• **Source records**

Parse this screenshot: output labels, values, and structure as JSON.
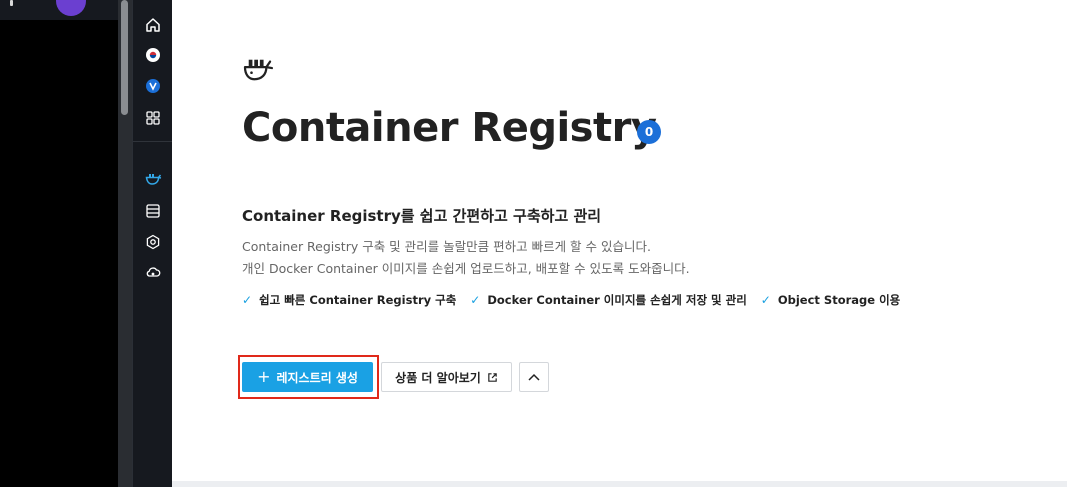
{
  "colors": {
    "accent": "#1aa1e4",
    "badge": "#1b6fd8",
    "check": "#19a0e0",
    "highlight": "#e0291a",
    "rail_bg": "#16191f"
  },
  "rail": {
    "items": [
      {
        "icon": "home-icon"
      },
      {
        "icon": "korea-flag-icon"
      },
      {
        "icon": "v-badge-icon"
      },
      {
        "icon": "apps-grid-icon"
      },
      {
        "icon": "container-registry-icon",
        "active": true
      },
      {
        "icon": "storage-icon"
      },
      {
        "icon": "hexagon-settings-icon"
      },
      {
        "icon": "cloud-network-icon"
      }
    ]
  },
  "hero": {
    "title": "Container Registry",
    "count": "0",
    "subtitle": "Container Registry를 쉽고 간편하고 구축하고 관리",
    "description_lines": [
      "Container Registry 구축 및 관리를 놀랄만큼 편하고 빠르게 할 수 있습니다.",
      "개인 Docker Container 이미지를 손쉽게 업로드하고, 배포할 수 있도록 도와줍니다."
    ],
    "features": [
      "쉽고 빠른 Container Registry 구축",
      "Docker Container 이미지를 손쉽게 저장 및 관리",
      "Object Storage 이용"
    ]
  },
  "actions": {
    "create_label": "레지스트리 생성",
    "create_icon": "+",
    "learn_label": "상품 더 알아보기"
  }
}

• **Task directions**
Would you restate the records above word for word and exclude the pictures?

• **Response box**
Parse this screenshot: output labels, values, and structure as JSON.
{
  "colors": {
    "accent": "#1aa1e4",
    "badge": "#1b6fd8",
    "check": "#19a0e0",
    "highlight": "#e0291a",
    "rail_bg": "#16191f"
  },
  "rail": {
    "items": [
      {
        "icon": "home-icon"
      },
      {
        "icon": "korea-flag-icon"
      },
      {
        "icon": "v-badge-icon"
      },
      {
        "icon": "apps-grid-icon"
      },
      {
        "icon": "container-registry-icon",
        "active": true
      },
      {
        "icon": "storage-icon"
      },
      {
        "icon": "hexagon-settings-icon"
      },
      {
        "icon": "cloud-network-icon"
      }
    ]
  },
  "hero": {
    "title": "Container Registry",
    "count": "0",
    "subtitle": "Container Registry를 쉽고 간편하고 구축하고 관리",
    "description_lines": [
      "Container Registry 구축 및 관리를 놀랄만큼 편하고 빠르게 할 수 있습니다.",
      "개인 Docker Container 이미지를 손쉽게 업로드하고, 배포할 수 있도록 도와줍니다."
    ],
    "features": [
      "쉽고 빠른 Container Registry 구축",
      "Docker Container 이미지를 손쉽게 저장 및 관리",
      "Object Storage 이용"
    ]
  },
  "actions": {
    "create_label": "레지스트리 생성",
    "create_icon": "+",
    "learn_label": "상품 더 알아보기"
  }
}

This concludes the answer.